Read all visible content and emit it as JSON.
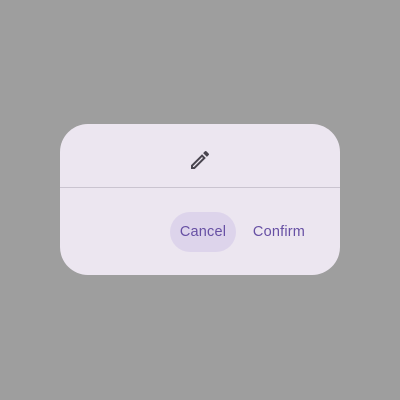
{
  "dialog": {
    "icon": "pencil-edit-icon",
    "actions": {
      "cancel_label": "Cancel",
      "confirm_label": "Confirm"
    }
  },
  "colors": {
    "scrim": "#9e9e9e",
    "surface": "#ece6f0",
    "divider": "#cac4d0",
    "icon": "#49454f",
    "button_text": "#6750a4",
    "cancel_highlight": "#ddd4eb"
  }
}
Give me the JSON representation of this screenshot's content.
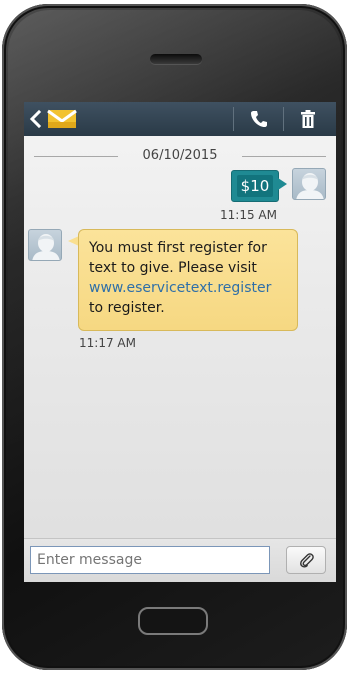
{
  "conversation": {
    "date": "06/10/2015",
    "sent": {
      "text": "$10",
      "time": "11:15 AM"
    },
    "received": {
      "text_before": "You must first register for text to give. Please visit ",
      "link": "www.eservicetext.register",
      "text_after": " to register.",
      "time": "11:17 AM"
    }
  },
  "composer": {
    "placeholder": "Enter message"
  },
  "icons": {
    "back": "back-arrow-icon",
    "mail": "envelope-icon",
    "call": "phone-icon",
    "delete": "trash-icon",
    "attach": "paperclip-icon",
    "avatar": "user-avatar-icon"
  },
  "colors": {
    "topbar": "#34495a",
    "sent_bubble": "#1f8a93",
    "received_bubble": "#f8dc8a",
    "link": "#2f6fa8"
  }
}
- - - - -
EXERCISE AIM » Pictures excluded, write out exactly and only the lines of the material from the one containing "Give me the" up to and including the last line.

RESPONSE AREA »
Give me the JSON representation of this screenshot's content.
{
  "conversation": {
    "date": "06/10/2015",
    "sent": {
      "text": "$10",
      "time": "11:15 AM"
    },
    "received": {
      "text_before": "You must first register for text to give. Please visit ",
      "link": "www.eservicetext.register",
      "text_after": " to register.",
      "time": "11:17 AM"
    }
  },
  "composer": {
    "placeholder": "Enter message"
  },
  "icons": {
    "back": "back-arrow-icon",
    "mail": "envelope-icon",
    "call": "phone-icon",
    "delete": "trash-icon",
    "attach": "paperclip-icon",
    "avatar": "user-avatar-icon"
  },
  "colors": {
    "topbar": "#34495a",
    "sent_bubble": "#1f8a93",
    "received_bubble": "#f8dc8a",
    "link": "#2f6fa8"
  }
}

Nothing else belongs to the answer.